Find the lines below in which the string "background" occurs. Copy each one.

Data about app and page elements
+-------+

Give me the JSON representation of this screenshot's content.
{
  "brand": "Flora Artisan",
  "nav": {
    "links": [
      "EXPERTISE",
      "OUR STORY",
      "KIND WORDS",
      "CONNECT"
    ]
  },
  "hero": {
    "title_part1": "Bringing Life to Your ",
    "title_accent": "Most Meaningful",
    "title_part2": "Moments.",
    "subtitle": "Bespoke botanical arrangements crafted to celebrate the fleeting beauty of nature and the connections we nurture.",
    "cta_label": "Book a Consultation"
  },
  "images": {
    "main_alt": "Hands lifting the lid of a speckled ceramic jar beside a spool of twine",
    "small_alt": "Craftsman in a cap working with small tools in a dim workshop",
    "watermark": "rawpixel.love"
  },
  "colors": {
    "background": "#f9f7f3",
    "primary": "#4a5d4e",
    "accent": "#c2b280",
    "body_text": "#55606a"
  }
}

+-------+

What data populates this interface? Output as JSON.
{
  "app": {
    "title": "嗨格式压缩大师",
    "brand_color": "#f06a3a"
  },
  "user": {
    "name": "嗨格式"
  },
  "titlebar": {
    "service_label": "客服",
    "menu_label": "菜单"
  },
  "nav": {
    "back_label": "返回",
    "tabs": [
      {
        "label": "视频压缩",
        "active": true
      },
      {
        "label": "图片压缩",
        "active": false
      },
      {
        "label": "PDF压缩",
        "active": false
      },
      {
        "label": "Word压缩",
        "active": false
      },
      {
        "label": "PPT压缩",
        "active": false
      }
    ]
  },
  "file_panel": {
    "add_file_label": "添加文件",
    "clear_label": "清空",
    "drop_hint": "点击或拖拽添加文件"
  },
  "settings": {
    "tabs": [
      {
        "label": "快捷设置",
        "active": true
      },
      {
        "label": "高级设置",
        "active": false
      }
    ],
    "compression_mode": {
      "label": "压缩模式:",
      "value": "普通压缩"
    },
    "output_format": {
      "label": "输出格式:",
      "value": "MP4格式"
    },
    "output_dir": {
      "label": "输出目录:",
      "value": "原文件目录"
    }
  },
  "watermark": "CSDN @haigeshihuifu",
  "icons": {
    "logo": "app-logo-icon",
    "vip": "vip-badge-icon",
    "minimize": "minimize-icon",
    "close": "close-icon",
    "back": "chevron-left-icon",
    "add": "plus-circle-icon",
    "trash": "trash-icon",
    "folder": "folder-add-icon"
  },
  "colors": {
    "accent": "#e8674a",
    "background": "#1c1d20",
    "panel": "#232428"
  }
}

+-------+

Result for this exercise:
    "background": "#f9f7f3",
    "background": "#1c1d20",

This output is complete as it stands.